Oh, but you’re going to print your photo? 4×6”? 5×7”? Let’s go big and say you’re going to print an 8×10” photo. Printing is measured not just in how many pixels are used, but how many pixels – or points – per inch that are printed. For most home printing you’d be fine at printing at 175 points per inch, or ppi. Newspapers print in the 140-170 ppi neighborhood, where high quality magazines are often in the 240-300 ppi range. Let’s say, then, that you want to print that 8-10 at the maximum quality – or 300 ppi. 10 inches, at 300 pixels per inch… that’s 3,000 pixels on the long side – and 8 inches at 300 ppi, that’s 2,400 pixels on the short side – 3,000×2,4000 is only 7.2 million pixels! Give yourself some fudge room to crop, say a half inch on every side, and you’d still only need a 9 megapixel camera.
Now, there is something to be said for clarity. If you pack more pixels into that sensor, you can get better definition in crisp, hard lines. If you’re really careless and crop down your photos (throwing away pixels), you need the extras – but that’s just poor form; a crutch to let you be sloppy. The Nokia Lumia 1020, a phone that launched in 2013, has a 41 megapixel camera on board, which produces photos that look great in brightly lit spaces, but the sensor is just 8.80×6.60mm – smaller than buttons on a dress shirt. Tiny sensor + lots of photosites = Poor low-light performance.

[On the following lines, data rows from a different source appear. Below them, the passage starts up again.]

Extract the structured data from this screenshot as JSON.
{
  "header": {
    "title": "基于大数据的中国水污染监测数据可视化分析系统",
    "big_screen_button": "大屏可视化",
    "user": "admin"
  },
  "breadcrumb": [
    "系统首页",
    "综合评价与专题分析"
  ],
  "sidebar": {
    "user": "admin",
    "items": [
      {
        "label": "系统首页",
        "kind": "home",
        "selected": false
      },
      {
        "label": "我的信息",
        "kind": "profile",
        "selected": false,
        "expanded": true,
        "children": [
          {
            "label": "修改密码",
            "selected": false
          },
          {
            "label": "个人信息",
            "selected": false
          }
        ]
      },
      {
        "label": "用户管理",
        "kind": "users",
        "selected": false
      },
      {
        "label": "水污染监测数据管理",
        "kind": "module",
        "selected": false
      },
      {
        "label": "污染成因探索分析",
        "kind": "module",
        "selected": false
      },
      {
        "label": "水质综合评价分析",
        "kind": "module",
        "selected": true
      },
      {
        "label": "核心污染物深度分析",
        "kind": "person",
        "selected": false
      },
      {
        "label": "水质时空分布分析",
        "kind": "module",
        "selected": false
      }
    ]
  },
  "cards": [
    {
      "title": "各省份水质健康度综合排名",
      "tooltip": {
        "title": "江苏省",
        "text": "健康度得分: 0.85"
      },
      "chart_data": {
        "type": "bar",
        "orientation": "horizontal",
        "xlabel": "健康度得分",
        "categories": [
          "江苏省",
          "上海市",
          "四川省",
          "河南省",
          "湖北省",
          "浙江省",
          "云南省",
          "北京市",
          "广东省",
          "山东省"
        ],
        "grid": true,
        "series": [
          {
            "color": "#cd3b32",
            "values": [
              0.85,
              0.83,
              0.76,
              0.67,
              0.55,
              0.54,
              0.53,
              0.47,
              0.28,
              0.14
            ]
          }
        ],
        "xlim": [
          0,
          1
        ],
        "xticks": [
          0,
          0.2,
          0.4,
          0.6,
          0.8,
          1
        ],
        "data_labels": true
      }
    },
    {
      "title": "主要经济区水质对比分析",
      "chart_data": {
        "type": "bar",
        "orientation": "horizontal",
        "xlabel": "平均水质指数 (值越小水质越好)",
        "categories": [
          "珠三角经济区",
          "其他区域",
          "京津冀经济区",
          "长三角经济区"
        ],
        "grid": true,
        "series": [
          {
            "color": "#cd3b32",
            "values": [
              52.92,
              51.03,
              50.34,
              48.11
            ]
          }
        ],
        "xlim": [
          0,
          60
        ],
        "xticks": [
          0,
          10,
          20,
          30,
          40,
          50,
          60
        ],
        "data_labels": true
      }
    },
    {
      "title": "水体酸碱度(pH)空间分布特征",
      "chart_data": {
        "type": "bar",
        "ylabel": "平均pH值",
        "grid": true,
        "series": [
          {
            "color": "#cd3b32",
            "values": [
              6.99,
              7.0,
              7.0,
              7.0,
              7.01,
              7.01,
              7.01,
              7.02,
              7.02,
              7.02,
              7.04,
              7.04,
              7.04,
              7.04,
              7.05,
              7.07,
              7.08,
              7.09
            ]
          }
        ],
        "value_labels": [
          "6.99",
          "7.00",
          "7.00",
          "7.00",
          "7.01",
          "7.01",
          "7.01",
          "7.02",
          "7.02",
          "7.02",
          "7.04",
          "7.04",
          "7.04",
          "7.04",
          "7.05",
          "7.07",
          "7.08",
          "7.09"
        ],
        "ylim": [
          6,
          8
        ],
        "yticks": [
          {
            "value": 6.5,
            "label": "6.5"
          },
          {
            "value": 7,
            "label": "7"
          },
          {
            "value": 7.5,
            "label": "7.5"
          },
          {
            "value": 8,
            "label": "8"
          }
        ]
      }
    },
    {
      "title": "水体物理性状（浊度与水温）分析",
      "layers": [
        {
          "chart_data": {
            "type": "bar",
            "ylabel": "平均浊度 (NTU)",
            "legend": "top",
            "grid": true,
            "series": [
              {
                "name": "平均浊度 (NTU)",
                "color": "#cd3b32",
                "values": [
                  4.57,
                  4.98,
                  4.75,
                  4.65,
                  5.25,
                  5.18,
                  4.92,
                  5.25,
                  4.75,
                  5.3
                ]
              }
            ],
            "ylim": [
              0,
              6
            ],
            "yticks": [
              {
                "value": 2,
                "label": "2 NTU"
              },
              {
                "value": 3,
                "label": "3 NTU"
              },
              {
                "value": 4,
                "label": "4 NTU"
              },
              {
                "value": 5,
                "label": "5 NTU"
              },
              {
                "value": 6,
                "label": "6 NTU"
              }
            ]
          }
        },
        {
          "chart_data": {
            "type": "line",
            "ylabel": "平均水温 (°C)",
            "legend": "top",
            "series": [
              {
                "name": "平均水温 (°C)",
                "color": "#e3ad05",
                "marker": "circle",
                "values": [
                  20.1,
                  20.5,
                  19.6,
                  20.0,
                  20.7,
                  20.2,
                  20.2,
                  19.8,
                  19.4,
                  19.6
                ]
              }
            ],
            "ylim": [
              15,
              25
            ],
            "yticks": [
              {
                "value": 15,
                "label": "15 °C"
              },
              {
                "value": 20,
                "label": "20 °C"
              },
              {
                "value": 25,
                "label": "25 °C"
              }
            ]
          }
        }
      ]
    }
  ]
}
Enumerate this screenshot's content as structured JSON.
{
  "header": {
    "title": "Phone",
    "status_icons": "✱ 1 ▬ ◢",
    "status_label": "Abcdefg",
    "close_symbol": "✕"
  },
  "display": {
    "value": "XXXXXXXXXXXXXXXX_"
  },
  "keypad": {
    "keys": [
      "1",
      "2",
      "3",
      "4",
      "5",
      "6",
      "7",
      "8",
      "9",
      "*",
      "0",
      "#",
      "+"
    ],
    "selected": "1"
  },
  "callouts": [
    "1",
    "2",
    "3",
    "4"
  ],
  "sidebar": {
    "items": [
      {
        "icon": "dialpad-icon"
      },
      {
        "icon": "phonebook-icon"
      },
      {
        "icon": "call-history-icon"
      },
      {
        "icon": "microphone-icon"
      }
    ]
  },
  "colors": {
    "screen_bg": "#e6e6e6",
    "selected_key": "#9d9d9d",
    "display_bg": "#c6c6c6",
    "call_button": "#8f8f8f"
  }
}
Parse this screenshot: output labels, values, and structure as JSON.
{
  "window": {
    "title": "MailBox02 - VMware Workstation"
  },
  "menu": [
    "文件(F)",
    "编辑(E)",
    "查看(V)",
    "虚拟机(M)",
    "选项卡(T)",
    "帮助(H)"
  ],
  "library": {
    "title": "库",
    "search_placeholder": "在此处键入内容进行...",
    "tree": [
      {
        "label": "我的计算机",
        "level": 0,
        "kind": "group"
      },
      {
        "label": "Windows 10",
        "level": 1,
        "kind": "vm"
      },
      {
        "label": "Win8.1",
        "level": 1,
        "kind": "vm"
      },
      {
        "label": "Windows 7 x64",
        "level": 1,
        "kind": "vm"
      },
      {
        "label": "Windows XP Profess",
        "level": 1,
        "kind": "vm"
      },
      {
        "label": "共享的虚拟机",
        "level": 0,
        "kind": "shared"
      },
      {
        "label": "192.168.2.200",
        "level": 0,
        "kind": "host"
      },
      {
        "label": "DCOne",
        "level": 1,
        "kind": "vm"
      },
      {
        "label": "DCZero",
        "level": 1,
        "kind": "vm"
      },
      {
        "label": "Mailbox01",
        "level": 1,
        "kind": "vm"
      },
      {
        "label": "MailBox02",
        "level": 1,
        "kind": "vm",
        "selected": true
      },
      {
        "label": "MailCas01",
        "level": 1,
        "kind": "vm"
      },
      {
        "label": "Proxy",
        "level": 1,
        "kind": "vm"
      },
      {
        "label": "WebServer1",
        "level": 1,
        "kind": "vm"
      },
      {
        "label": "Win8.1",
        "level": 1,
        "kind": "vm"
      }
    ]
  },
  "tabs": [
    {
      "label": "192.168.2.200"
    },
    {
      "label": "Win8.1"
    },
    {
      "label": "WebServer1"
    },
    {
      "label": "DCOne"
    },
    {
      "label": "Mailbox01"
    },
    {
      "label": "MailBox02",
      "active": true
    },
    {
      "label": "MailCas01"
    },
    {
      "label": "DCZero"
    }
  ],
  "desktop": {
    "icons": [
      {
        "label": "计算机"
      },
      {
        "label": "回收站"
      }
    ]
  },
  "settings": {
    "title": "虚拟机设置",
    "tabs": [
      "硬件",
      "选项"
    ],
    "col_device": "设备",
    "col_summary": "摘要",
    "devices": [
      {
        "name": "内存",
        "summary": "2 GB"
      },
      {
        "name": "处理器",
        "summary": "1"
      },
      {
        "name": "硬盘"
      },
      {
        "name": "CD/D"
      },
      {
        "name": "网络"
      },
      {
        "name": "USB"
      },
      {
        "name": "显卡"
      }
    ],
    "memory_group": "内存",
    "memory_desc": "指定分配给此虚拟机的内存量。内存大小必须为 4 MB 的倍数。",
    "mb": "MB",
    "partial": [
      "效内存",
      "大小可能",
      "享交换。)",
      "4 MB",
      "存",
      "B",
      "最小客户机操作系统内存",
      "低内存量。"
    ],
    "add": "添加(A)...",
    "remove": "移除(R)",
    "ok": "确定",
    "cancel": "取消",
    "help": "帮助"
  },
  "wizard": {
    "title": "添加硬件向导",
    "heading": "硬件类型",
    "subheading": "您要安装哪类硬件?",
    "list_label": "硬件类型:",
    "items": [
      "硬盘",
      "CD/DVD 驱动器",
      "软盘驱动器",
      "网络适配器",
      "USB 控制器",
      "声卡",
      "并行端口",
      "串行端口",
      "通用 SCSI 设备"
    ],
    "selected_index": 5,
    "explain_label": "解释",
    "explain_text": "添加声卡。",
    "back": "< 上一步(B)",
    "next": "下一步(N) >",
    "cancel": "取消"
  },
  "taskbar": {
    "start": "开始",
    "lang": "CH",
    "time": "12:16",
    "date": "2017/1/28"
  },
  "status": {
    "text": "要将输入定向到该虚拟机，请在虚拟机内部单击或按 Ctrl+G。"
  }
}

Camera buyers today have been conditioned to equate a megapixel count with quality, but just like the technology that continues to advance in computers, and microwave ovens, the image quality of a camera is not based solely on the sensor and how many photosites it has. The processors that interpolate the images, the anti-vibration mechanisms, and even the sensor low-light capabilities have all improved drastically over the last few years with no end to the up tics in sight. Even more, the software in today’s digital cameras and their ability to guess what you care about in the photo and make (extraordinarily) fast adjustments to help you, has developed leaps and bounds recently, and that has nothing to do with the sensor itself.
When do megapixels matter? If you’re going to print big – really big – billboard-size big – they might. If you photograph very detailed things, more pixels can be helpful. If you need to be able to zoom in to your photo to analyze something, eg a laboratory of some sort, more pixels might be nice. The size of the sensor will also effect things like dynamic range (how many stops of light your camera can perceive) and depth of field, so as the sensor size goes up it’s natural for the number of pixels to increase. As I alluded to earlier tho, I prefer larger photosites to a certain number.
So, how many megapixels do you really need? Not as many as you think. Pay more attention to the fundamentals and it won’t matter how many megapixels the latest gizmo has. Forget the megapixels, and keep making great photos!